In earlier designs of small batteries, the battery size was dominated by the packaging, leaving little room for the electrode area. This, in turn, leads to a decrease in battery power and performance.
In order to get more power and energy for small batteries, the research team developed a new packaging technology. This has resulted in the positive and negative current collectors being installed directly in the package to save space.
In addition, electrode cells are arranged vertically in series. This has the effect of adding cell voltage, allowing for higher operating voltages.
Another secret to the performance of mini batteries is their electrodes. Conventional electrodes consist of about 40 percent polymer and carbon additives. However, the research team’s electrodes were made specifically for microbatteries without polymer and carbon.
This results in a higher density of electrodes, which in turn results in more energy.
Arghya Petra, one of the first authors of the study, summarizes: “Until now, electrode engineering at the nanoscale and micro-scale and cell designs have been limited to energy-dense designs at the expense of porosity and volumetric energy density. Our work has been successful in creating a small-scale power source that exhibits high energy density.” and volumetric energy density.
The new small batteries can then be used to power tiny robots that can, for example, crawl under rubble in earthquake zones and search for survivors.
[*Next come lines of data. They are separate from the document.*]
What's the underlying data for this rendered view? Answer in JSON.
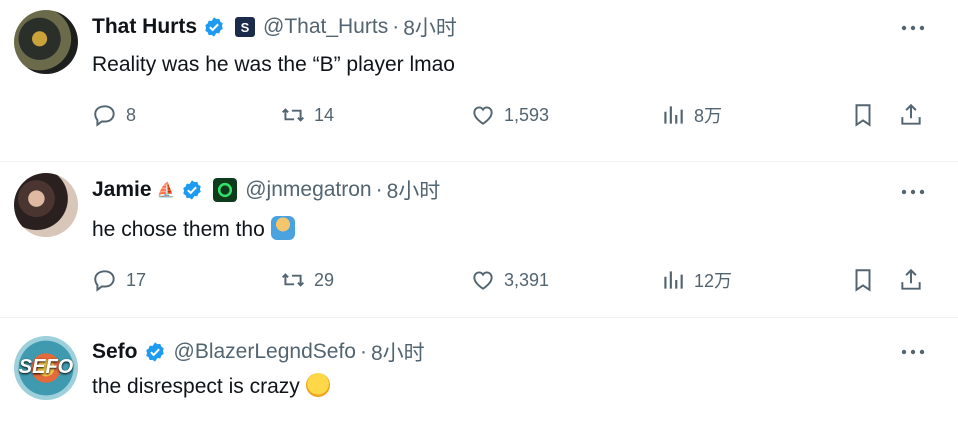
{
  "tweets": [
    {
      "display_name": "That Hurts",
      "handle": "@That_Hurts",
      "time": "8小时",
      "text": "Reality was he was the “B” player lmao",
      "counts": {
        "replies": "8",
        "retweets": "14",
        "likes": "1,593",
        "views": "8万"
      }
    },
    {
      "display_name": "Jamie",
      "handle": "@jnmegatron",
      "time": "8小时",
      "text": "he chose them tho",
      "counts": {
        "replies": "17",
        "retweets": "29",
        "likes": "3,391",
        "views": "12万"
      }
    },
    {
      "display_name": "Sefo",
      "handle": "@BlazerLegndSefo",
      "time": "8小时",
      "text": "the disrespect is crazy",
      "avatar_text": "SEFO"
    }
  ],
  "separator": "·",
  "colors": {
    "verified": "#1d9bf0",
    "muted": "#536471",
    "text": "#0f1419"
  }
}
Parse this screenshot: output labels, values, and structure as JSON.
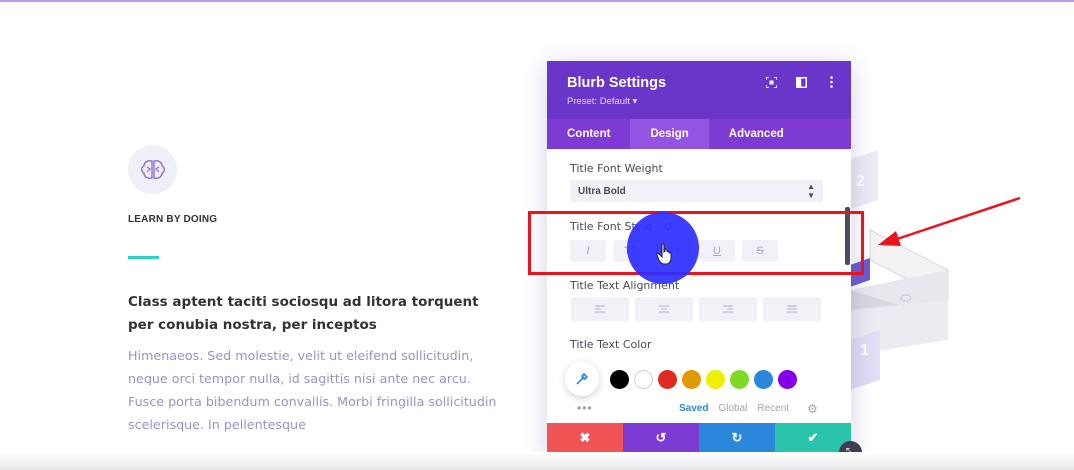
{
  "page": {
    "blurb_heading": "LEARN BY DOING",
    "lead_text": "Class aptent taciti sociosqu ad litora torquent per conubia nostra, per inceptos",
    "body_text": "Himenaeos. Sed molestie, velit ut eleifend sollicitudin, neque orci tempor nulla, id sagittis nisi ante nec arcu. Fusce porta bibendum convallis. Morbi fringilla sollicitudin scelerisque. In pellentesque",
    "illustration_numbers": [
      "2",
      "1"
    ]
  },
  "modal": {
    "title": "Blurb Settings",
    "preset": "Preset: Default ▾",
    "header_icons": [
      "focus-icon",
      "split-view-icon",
      "more-vertical-icon"
    ],
    "tabs": [
      {
        "label": "Content",
        "active": false
      },
      {
        "label": "Design",
        "active": true
      },
      {
        "label": "Advanced",
        "active": false
      }
    ],
    "font_weight": {
      "label": "Title Font Weight",
      "value": "Ultra Bold"
    },
    "font_style": {
      "label": "Title Font Style",
      "buttons": [
        "I",
        "TT",
        "Tт",
        "U",
        "S"
      ]
    },
    "alignment": {
      "label": "Title Text Alignment"
    },
    "text_color": {
      "label": "Title Text Color",
      "swatches": [
        "#000000",
        "#ffffff",
        "#e02b20",
        "#e09900",
        "#edf000",
        "#7cda24",
        "#2b87da",
        "#8300e9"
      ],
      "palette_tabs": [
        "Saved",
        "Global",
        "Recent"
      ],
      "active_palette_tab": "Saved"
    },
    "footer_colors": [
      "#ef5555",
      "#7e3bd3",
      "#2b87da",
      "#29c4a9"
    ]
  },
  "colors": {
    "accent": "#6a36c9",
    "annotation": "#e8141e",
    "cursor_highlight": "#2e2eff"
  }
}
Because with new batteries you get more power and longer battery life.
Sungbong Kim, another senior author of the study, concludes, “Our work bridges the knowledge gap at the intersection of materials chemistry, unique material fabrication requirements for energy-dense planar battery configurations, and applied microelectronics that require an onboard high-voltage power source to drive microactuators and microactuators.” “
“Total coffee aficionado. Travel buff. Music ninja. Bacon nerd. Beeraholic.”